**What you will do**. Every line in the records below with the string "this" needs to be copied out.

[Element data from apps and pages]
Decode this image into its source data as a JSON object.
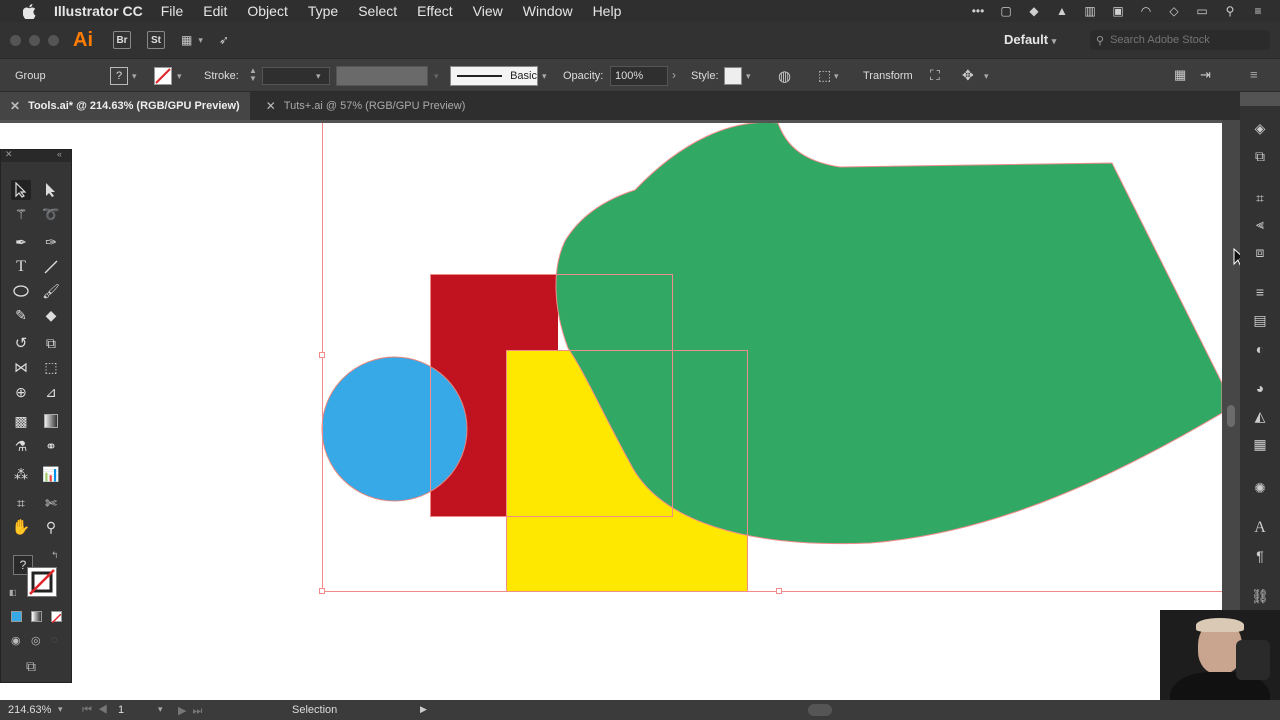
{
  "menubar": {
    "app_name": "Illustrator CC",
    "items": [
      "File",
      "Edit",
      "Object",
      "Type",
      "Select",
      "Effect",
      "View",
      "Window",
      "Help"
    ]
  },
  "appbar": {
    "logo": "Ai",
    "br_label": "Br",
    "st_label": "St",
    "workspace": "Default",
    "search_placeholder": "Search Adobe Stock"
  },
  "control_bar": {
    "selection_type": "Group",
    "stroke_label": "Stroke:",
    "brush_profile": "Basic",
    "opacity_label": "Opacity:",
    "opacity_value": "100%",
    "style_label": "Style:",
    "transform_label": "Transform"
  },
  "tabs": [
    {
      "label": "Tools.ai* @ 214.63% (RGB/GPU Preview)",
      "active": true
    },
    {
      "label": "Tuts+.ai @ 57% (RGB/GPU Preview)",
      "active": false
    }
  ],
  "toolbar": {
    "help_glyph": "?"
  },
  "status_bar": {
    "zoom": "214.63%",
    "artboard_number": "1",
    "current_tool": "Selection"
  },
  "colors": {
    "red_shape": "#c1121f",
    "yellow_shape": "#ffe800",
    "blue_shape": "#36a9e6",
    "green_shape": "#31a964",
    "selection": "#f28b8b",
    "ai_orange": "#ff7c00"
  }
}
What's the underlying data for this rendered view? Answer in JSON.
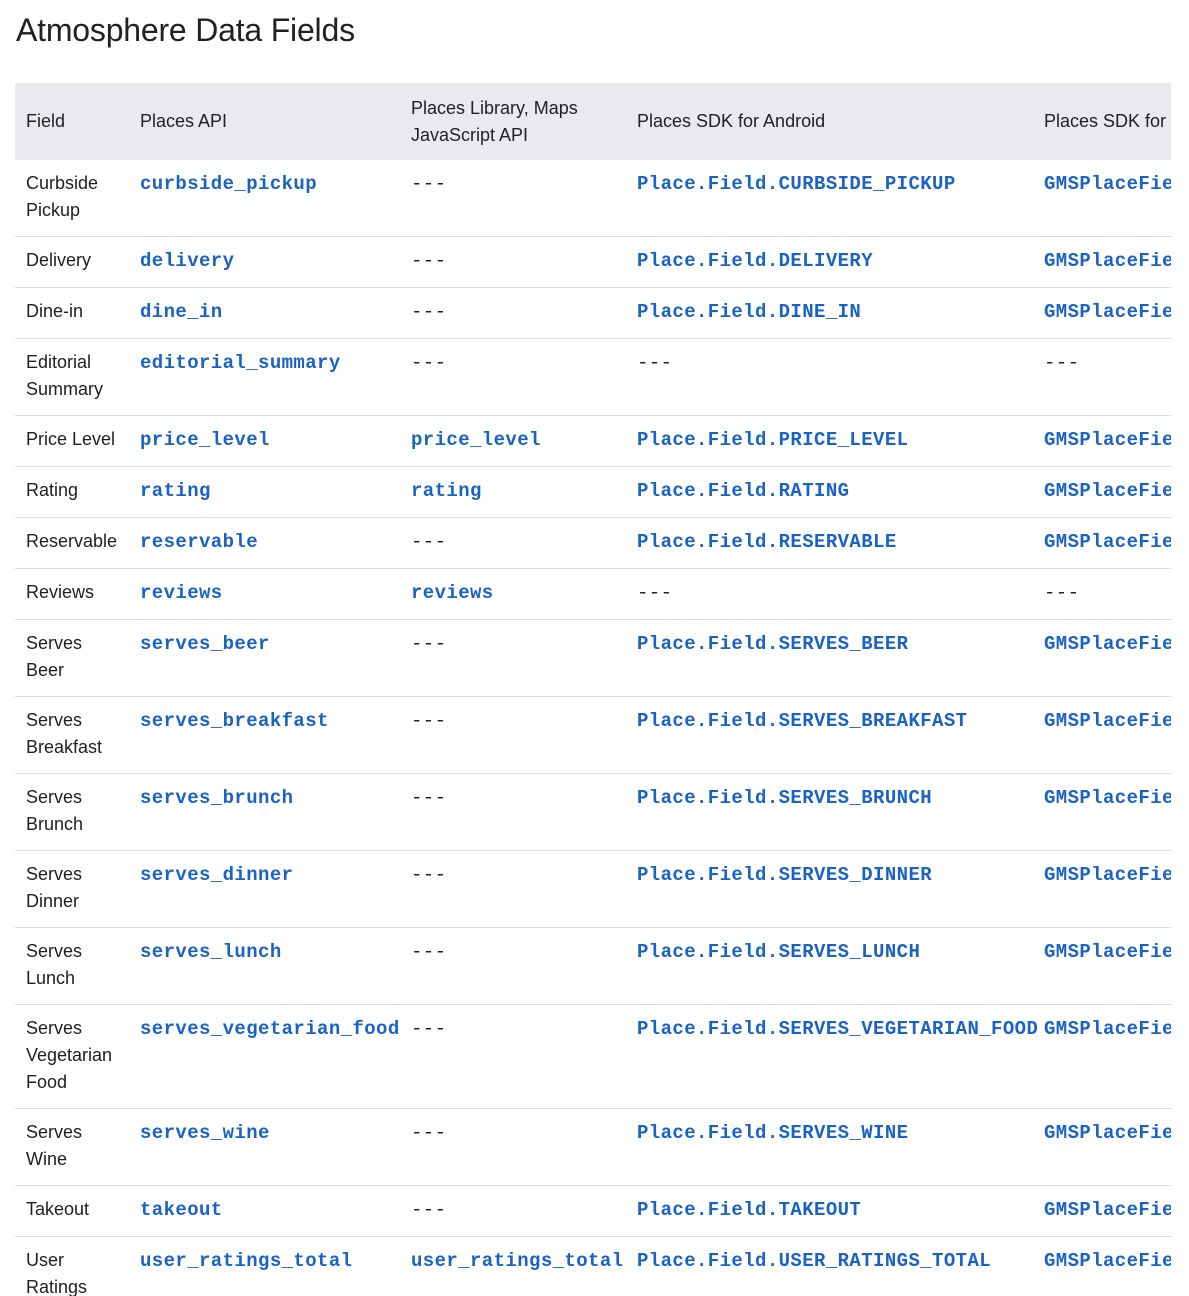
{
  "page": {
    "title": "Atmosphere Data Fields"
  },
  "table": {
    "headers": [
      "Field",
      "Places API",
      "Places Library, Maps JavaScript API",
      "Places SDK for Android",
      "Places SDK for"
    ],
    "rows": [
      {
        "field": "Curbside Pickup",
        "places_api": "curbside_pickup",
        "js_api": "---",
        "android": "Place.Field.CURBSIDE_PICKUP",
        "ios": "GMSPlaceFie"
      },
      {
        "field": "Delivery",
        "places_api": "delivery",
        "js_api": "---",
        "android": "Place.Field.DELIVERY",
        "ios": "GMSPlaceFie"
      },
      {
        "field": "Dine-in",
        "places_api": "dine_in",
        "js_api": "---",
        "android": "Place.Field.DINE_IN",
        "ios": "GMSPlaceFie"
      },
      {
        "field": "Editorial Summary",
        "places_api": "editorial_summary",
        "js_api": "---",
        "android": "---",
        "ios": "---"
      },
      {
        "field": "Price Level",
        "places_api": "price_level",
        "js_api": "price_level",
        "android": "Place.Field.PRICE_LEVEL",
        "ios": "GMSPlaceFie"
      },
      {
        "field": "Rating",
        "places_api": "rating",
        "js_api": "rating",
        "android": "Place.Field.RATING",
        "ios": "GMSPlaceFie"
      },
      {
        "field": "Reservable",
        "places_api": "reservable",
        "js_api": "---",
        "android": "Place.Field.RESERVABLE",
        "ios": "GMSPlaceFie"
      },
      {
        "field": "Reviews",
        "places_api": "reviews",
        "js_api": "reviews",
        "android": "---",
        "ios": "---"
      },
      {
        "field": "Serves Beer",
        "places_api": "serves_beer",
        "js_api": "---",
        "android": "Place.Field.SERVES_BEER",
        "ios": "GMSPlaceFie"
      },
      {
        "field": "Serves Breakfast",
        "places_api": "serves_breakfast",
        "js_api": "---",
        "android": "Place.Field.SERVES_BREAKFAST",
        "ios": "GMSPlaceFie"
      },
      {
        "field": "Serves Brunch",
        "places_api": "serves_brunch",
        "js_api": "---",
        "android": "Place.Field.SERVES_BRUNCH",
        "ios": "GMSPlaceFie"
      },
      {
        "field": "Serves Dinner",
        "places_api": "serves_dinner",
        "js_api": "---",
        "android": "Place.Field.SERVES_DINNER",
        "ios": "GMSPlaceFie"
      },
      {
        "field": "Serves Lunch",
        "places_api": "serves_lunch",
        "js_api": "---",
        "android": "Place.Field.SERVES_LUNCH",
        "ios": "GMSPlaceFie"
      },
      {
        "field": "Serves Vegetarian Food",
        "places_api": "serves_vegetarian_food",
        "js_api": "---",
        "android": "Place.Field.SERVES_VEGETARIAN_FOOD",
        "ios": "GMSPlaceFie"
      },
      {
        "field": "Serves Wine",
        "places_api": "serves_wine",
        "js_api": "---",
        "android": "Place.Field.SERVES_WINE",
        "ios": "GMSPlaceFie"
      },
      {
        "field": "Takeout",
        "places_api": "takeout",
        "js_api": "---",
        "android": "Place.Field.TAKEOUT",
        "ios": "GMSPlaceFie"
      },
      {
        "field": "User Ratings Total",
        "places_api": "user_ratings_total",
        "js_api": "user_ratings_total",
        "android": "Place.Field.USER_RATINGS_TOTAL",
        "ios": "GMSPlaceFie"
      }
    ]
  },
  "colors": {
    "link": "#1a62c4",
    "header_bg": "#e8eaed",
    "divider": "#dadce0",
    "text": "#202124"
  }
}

**Written answer**.
Decode this image into its source data as a JSON object.
What's the underlying data for this rendered view? Answer in JSON.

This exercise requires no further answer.